Customer Question

can a trustee/executor benefit under a secret trust
Submitted: 1 year ago.
Category: Law
Expert:  F E Smith replied 1 year ago.

Is it just the town is spelt incorrectly or is it completely wrong and do you want the contract to be void and do you want it to be void or do you want it to be valid?

Customer: replied 1 year ago.
What sort of answer is this to my question about secret trusts !!!!
Expert:  F E Smith replied 1 year ago.

I apologise for the incorrect posting. It happens from time to time because we have to write our questions off-site and then cut and paste them and sometimes, the cut does not pick up the latest post.

I see you have requested a telephone call and I’m happy to call you before I do, I would like some more information please. I need the background to the secret trust and whether any beneficiary who is an executor as either done something wrong or not done something which they should have done.

I need to know your concerns.

There is nothing to stop a trustee/executor being a beneficiary in most cases.

Customer: replied 1 year ago.
When I was a solicitor I drafted the will of the deceased which he executed basically dividing his 2 million estate between his children. I was appointed executor/trustee along with is sister in law. In the 18 months until his death he had consistently told me, as we were close friends, that he wanted me to ensure I was paid for my time. I retired and no longer have a practising certificate before his death. He knew this and still repeated his request that I be paid. As the estate was comprised mainly of investment property, which was my expertise and not his children he wanted them to have my guidance which I have given not only to them but the Estate lawyers who are now saying I can only be paid at the behest of the five beneficiary out of their own purses at the end of the distribution as I am no longer insured and cannot seek payment under the "charging clause". Having delivered an interim invoice for work done as an executor/trustee to January 2016 they say they cannopt paid me form Estate funds. What Next is my question? Geoff Leather
Expert:  F E Smith replied 1 year ago.

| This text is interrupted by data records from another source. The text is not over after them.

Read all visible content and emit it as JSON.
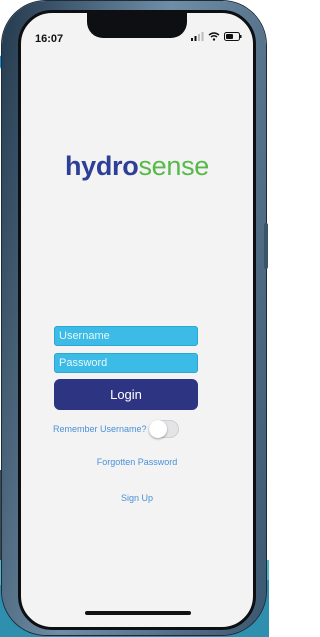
{
  "status_bar": {
    "time": "16:07"
  },
  "brand": {
    "part1": "hydro",
    "part2": "sense"
  },
  "login_form": {
    "username_placeholder": "Username",
    "password_placeholder": "Password",
    "login_label": "Login",
    "remember_label": "Remember Username?",
    "remember_on": false
  },
  "links": {
    "forgotten_password": "Forgotten Password",
    "sign_up": "Sign Up"
  },
  "colors": {
    "brand_blue": "#2d3f96",
    "brand_green": "#56b948",
    "field_bg": "#3bbbe6",
    "button_bg": "#2d3583",
    "link": "#4a90d6"
  },
  "icons": [
    "signal-icon",
    "wifi-icon",
    "battery-icon"
  ]
}
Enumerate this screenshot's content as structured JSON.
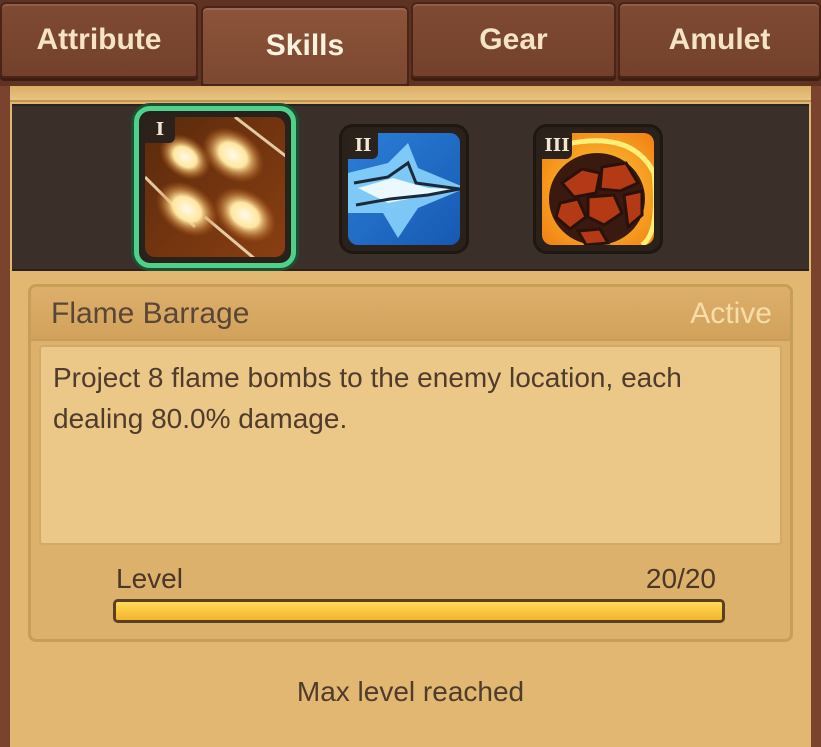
{
  "tabs": [
    {
      "label": "Attribute",
      "active": false
    },
    {
      "label": "Skills",
      "active": true
    },
    {
      "label": "Gear",
      "active": false
    },
    {
      "label": "Amulet",
      "active": false
    }
  ],
  "skills": [
    {
      "numeral": "I",
      "icon": "flame-barrage-icon",
      "selected": true
    },
    {
      "numeral": "II",
      "icon": "ice-spear-icon",
      "selected": false
    },
    {
      "numeral": "III",
      "icon": "lava-shield-icon",
      "selected": false
    }
  ],
  "selected_skill": {
    "name": "Flame Barrage",
    "type": "Active",
    "description": "Project 8 flame bombs to the enemy location, each dealing 80.0% damage.",
    "level_label": "Level",
    "level_value": "20/20",
    "level_progress": 1.0,
    "status": "Max level reached"
  },
  "colors": {
    "selected_border": "#4fd08b",
    "level_fill": "#ffd95a",
    "active_text": "#f5dea7"
  }
}
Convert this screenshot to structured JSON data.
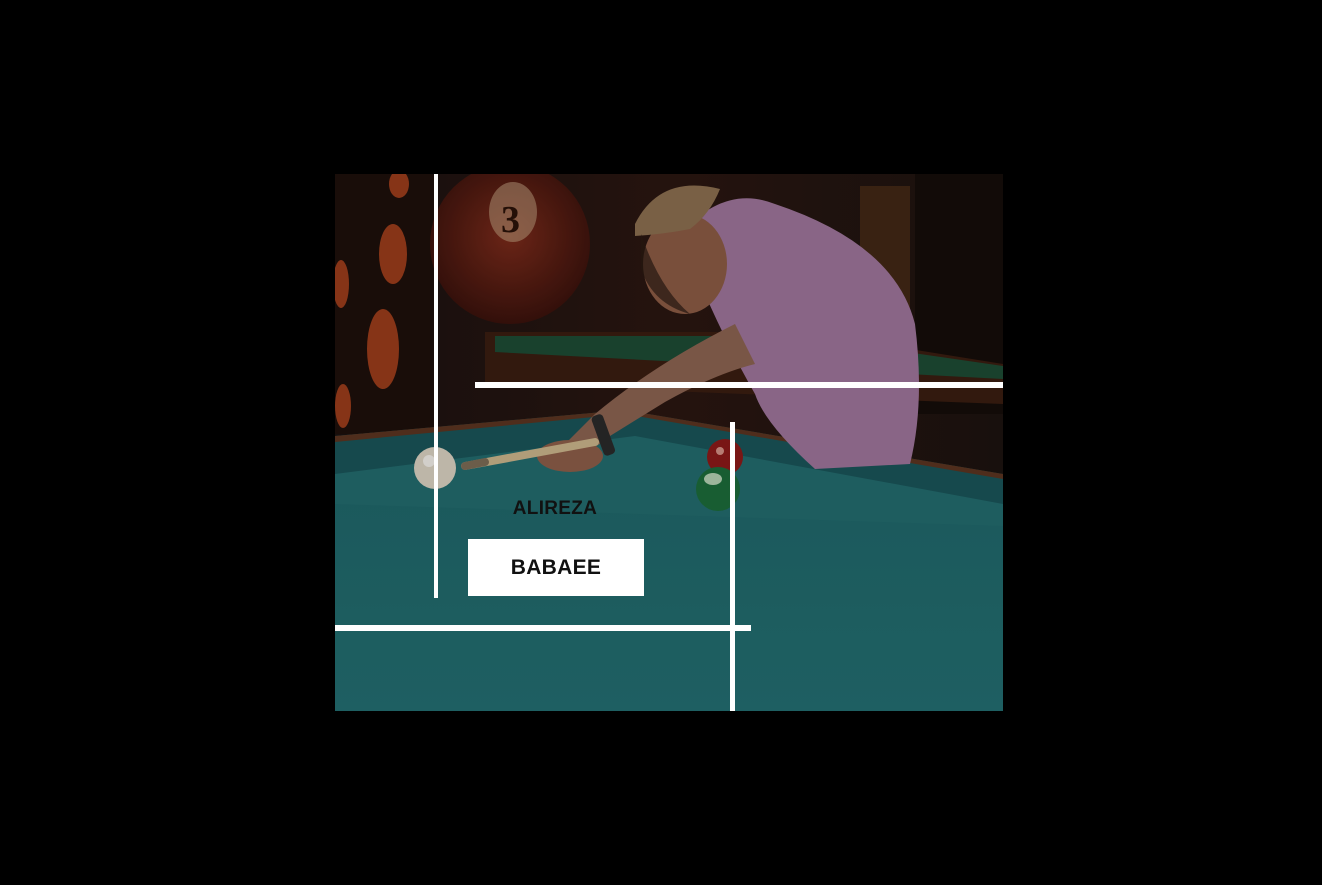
{
  "hero": {
    "first_name": "ALIREZA",
    "last_name": "BABAEE",
    "ball_number": "3"
  },
  "colors": {
    "page_background": "#000000",
    "felt": "#1f6a6c",
    "shirt": "#9a6f97",
    "accent_line": "#ffffff"
  }
}
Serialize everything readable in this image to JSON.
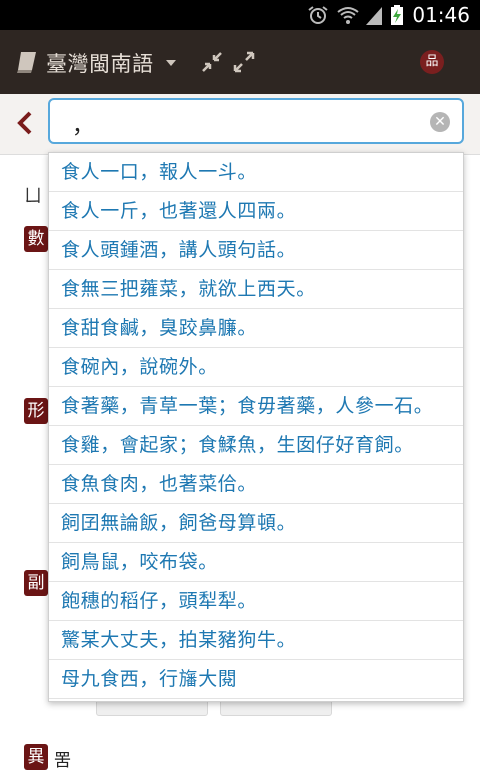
{
  "status_bar": {
    "time": "01:46"
  },
  "action_bar": {
    "title": "臺灣閩南語",
    "seal_char": "品"
  },
  "search": {
    "value": "，"
  },
  "background": {
    "line_char": "ㄩ",
    "badges": [
      "數",
      "形",
      "副",
      "異"
    ],
    "last_text": "罟"
  },
  "suggestions": [
    "食人一口，報人一斗。",
    "食人一斤，也著還人四兩。",
    "食人頭鍾酒，講人頭句話。",
    "食無三把蕹菜，就欲上西天。",
    "食甜食鹹，臭跤鼻臁。",
    "食碗內，說碗外。",
    "食著藥，青草一葉；食毋著藥，人參一石。",
    "食雞，會起家；食鰇魚，生囡仔好育飼。",
    "食魚食肉，也著菜佮。",
    "飼囝無論飯，飼爸母算頓。",
    "飼鳥鼠，咬布袋。",
    "飽穗的稻仔，頭犁犁。",
    "驚某大丈夫，拍某豬狗牛。",
    "母九食西，行旛大閱"
  ]
}
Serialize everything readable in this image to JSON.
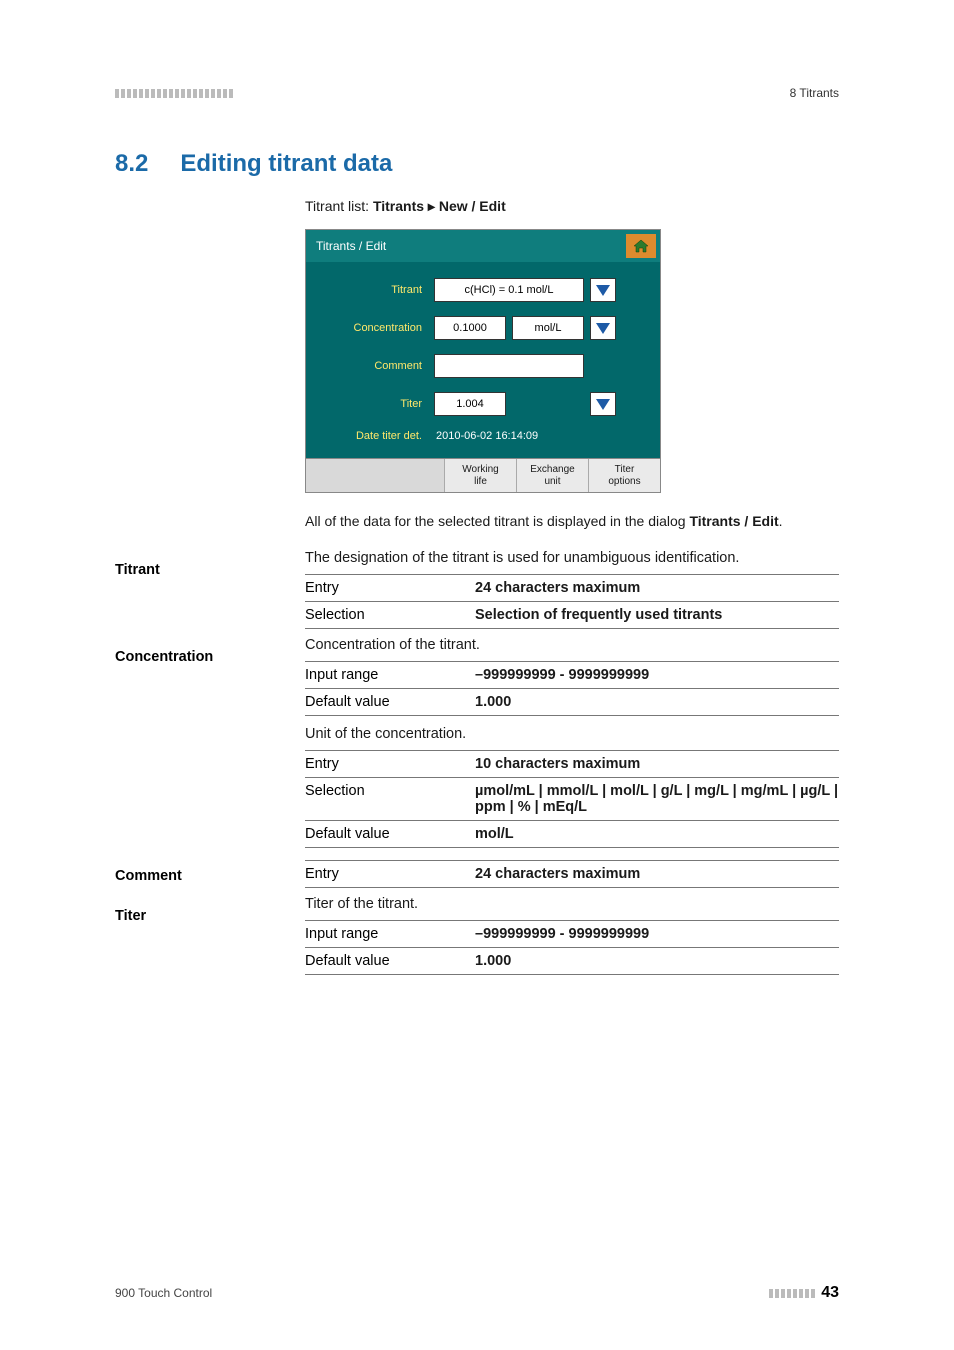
{
  "header": {
    "right": "8 Titrants"
  },
  "section": {
    "number": "8.2",
    "title": "Editing titrant data"
  },
  "breadcrumb": {
    "prefix": "Titrant list: ",
    "strong": "Titrants ▸ New / Edit"
  },
  "ui": {
    "titlebar": "Titrants / Edit",
    "rows": {
      "titrant": {
        "label": "Titrant",
        "value": "c(HCl) = 0.1 mol/L"
      },
      "concentration": {
        "label": "Concentration",
        "value": "0.1000",
        "unit": "mol/L"
      },
      "comment": {
        "label": "Comment",
        "value": ""
      },
      "titer": {
        "label": "Titer",
        "value": "1.004"
      },
      "date": {
        "label": "Date titer det.",
        "value": "2010-06-02 16:14:09"
      }
    },
    "buttons": {
      "working": "Working\nlife",
      "exchange": "Exchange\nunit",
      "titer": "Titer\noptions"
    }
  },
  "paragraph": {
    "p1a": "All of the data for the selected titrant is displayed in the dialog ",
    "p1b": "Titrants / Edit",
    "p1c": "."
  },
  "fields": {
    "titrant": {
      "head": "Titrant",
      "desc": "The designation of the titrant is used for unambiguous identification.",
      "rows": [
        {
          "k": "Entry",
          "v": "24 characters maximum"
        },
        {
          "k": "Selection",
          "v": "Selection of frequently used titrants"
        }
      ]
    },
    "concentration": {
      "head": "Concentration",
      "desc1": "Concentration of the titrant.",
      "rows1": [
        {
          "k": "Input range",
          "v": "–999999999 - 9999999999"
        },
        {
          "k": "Default value",
          "v": "1.000"
        }
      ],
      "desc2": "Unit of the concentration.",
      "rows2": [
        {
          "k": "Entry",
          "v": "10 characters maximum"
        },
        {
          "k": "Selection",
          "v": "µmol/mL | mmol/L | mol/L | g/L | mg/L | mg/mL | µg/L | ppm | % | mEq/L"
        },
        {
          "k": "Default value",
          "v": "mol/L"
        }
      ]
    },
    "comment": {
      "head": "Comment",
      "rows": [
        {
          "k": "Entry",
          "v": "24 characters maximum"
        }
      ]
    },
    "titer": {
      "head": "Titer",
      "desc": "Titer of the titrant.",
      "rows": [
        {
          "k": "Input range",
          "v": "–999999999 - 9999999999"
        },
        {
          "k": "Default value",
          "v": "1.000"
        }
      ]
    }
  },
  "footer": {
    "left": "900 Touch Control",
    "page": "43"
  }
}
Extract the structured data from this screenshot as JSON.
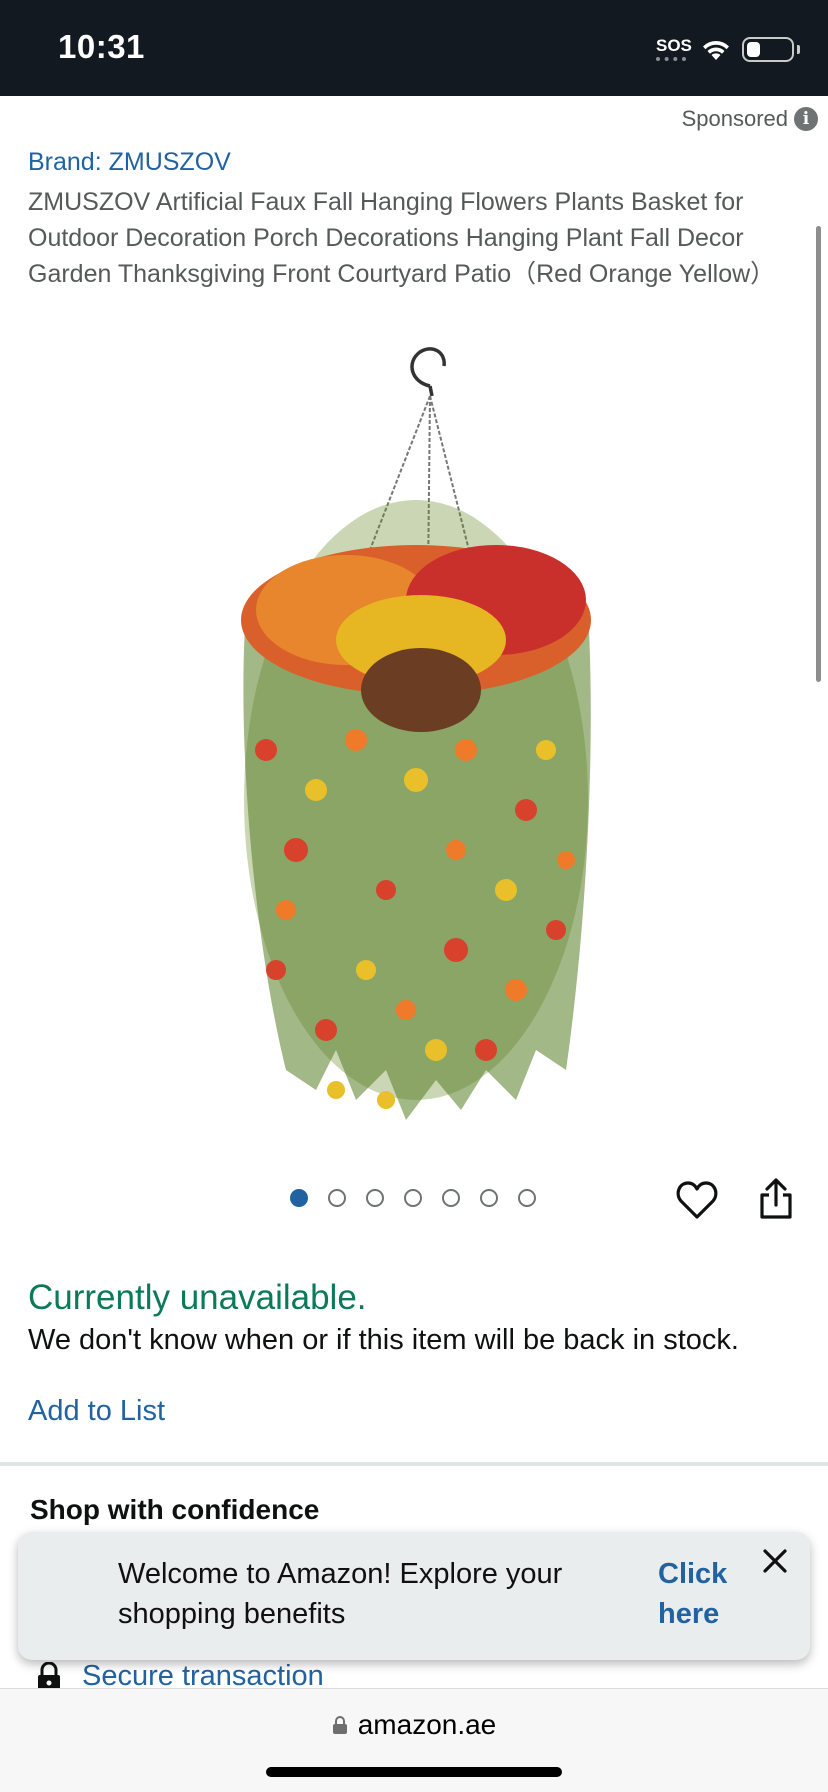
{
  "status_bar": {
    "time": "10:31",
    "sos": "SOS",
    "battery_level": 0.3
  },
  "sponsored": {
    "label": "Sponsored",
    "info_glyph": "i"
  },
  "product": {
    "brand": "Brand: ZMUSZOV",
    "title": "ZMUSZOV Artificial Faux Fall Hanging Flowers Plants Basket for Outdoor Decoration Porch Decorations Hanging Plant Fall Decor Garden Thanksgiving Front Courtyard Patio（Red Orange Yellow）",
    "image_count": 7,
    "active_image_index": 0
  },
  "availability": {
    "status": "Currently unavailable.",
    "note": "We don't know when or if this item will be back in stock."
  },
  "actions": {
    "add_to_list": "Add to List"
  },
  "confidence": {
    "heading": "Shop with confidence",
    "secure_transaction": "Secure transaction"
  },
  "toast": {
    "message": "Welcome to Amazon! Explore your shopping benefits",
    "link": "Click here"
  },
  "browser": {
    "url": "amazon.ae"
  },
  "colors": {
    "header_bg": "#131921",
    "link": "#2162a1",
    "availability": "#0b7a5a"
  },
  "icons": [
    "wifi-icon",
    "battery-icon",
    "info-icon",
    "heart-icon",
    "share-icon",
    "lock-icon",
    "close-icon"
  ]
}
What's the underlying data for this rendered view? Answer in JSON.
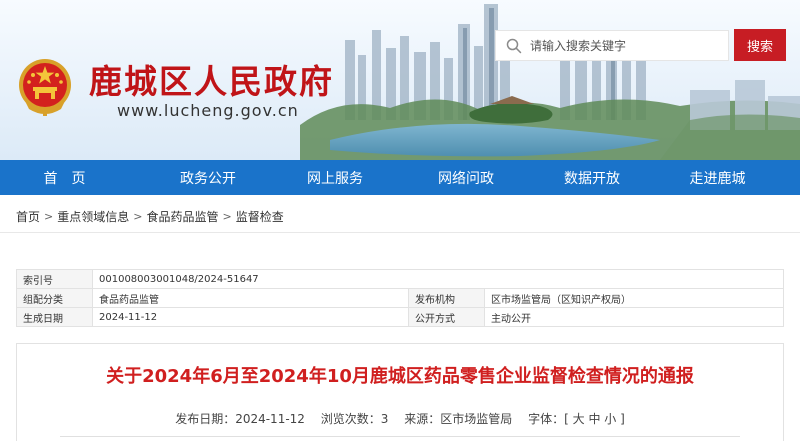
{
  "site": {
    "name": "鹿城区人民政府",
    "domain": "www.lucheng.gov.cn"
  },
  "search": {
    "placeholder": "请输入搜索关键字",
    "button_label": "搜索"
  },
  "nav": {
    "items": [
      "首　页",
      "政务公开",
      "网上服务",
      "网络问政",
      "数据开放",
      "走进鹿城"
    ]
  },
  "breadcrumb": [
    "首页",
    "重点领域信息",
    "食品药品监管",
    "监督检查"
  ],
  "meta": {
    "index_label": "索引号",
    "index_value": "001008003001048/2024-51647",
    "category_label": "组配分类",
    "category_value": "食品药品监管",
    "publisher_label": "发布机构",
    "publisher_value": "区市场监管局（区知识产权局）",
    "date_label": "生成日期",
    "date_value": "2024-11-12",
    "mode_label": "公开方式",
    "mode_value": "主动公开"
  },
  "article": {
    "title": "关于2024年6月至2024年10月鹿城区药品零售企业监督检查情况的通报",
    "publish_date": "发布日期：2024-11-12",
    "views": "浏览次数：3",
    "source": "来源：区市场监管局",
    "font_size_label": "字体：[",
    "font_size_large": "大",
    "font_size_medium": "中",
    "font_size_small": "小",
    "font_size_end": "]"
  },
  "colors": {
    "brand_red": "#c01418",
    "nav_blue": "#1a73ca",
    "search_button": "#c71d24",
    "title_red": "#d01f1f"
  },
  "icons": {
    "emblem": "national-emblem-icon",
    "search": "search-icon",
    "breadcrumb_separator": "chevron-right-icon"
  }
}
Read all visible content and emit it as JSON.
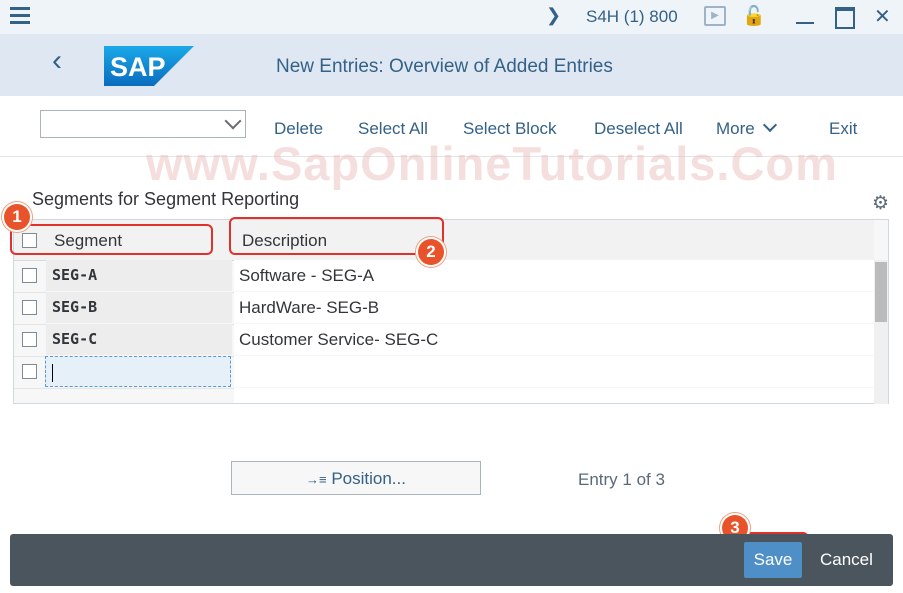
{
  "system": {
    "system_id": "S4H (1) 800"
  },
  "header": {
    "title": "New Entries: Overview of Added Entries",
    "logo_text": "SAP"
  },
  "toolbar": {
    "dropdown_value": "",
    "delete": "Delete",
    "select_all": "Select All",
    "select_block": "Select Block",
    "deselect_all": "Deselect All",
    "more": "More",
    "exit": "Exit"
  },
  "watermark": "www.SapOnlineTutorials.Com",
  "section": {
    "title": "Segments for Segment Reporting"
  },
  "table": {
    "columns": [
      "Segment",
      "Description"
    ],
    "rows": [
      {
        "segment": "SEG-A",
        "description": "Software - SEG-A"
      },
      {
        "segment": "SEG-B",
        "description": "HardWare- SEG-B"
      },
      {
        "segment": "SEG-C",
        "description": "Customer Service- SEG-C"
      }
    ]
  },
  "annotations": [
    "1",
    "2",
    "3"
  ],
  "footer": {
    "position_label": "Position...",
    "entry_text": "Entry 1 of 3",
    "save": "Save",
    "cancel": "Cancel"
  },
  "colors": {
    "accent": "#346187",
    "title_bar": "#dfe8f2",
    "footer_bar": "#4b555e",
    "save_button": "#4f8fc8",
    "annotation_red": "#e0312b",
    "badge_orange": "#e8532b"
  }
}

The solicitors are quite correct you cannot be paid under the terms of the charging clause if it’s the usual charging clause “any of my executors acting in a professional capacity” because you are no longer acting in a professional capacity.

In my opinion, this is not a secret trusts but is more likely to be promissory estoppel. He expressed the wish that you were to be remunerated but didn’t do anything about it it seems within the terms of his will.

The difficulty for you is that the potential value of your claim in promissory estoppel is probably going to be far less than the cost of bringing your claim and it could be risky if for any reason your claim failed.

Although any claim you bring may be under £10,000 (I don’t know how much time you have spent on this) and hence may be Small Claims Court, a claim for Promissory Estoppel would be part 8 proceedings and you would be at cost risk regardless of the amount involved.

I don’t know whether you are still involved with the administering of the estate could simply refuse to deal any longer and then the estate lawyers (I don’t know how they have become involved) would need to make an application to court to remove you. Of course, they get paid for that so they would probably be rubbing their hands.

You cannot force the 5 beneficiaries to pay you but they may be reluctant to litigate with you if there is a risk that they are going to have to pay money in the event that your claim is successful.

To my mind, ultimately, you were made a promise (that you would be paid) and you relied on that promise to your detriment (acted as executor) and hence, the estate is estopped from denying the promise and not honouring it.

Can I clarify anything for you?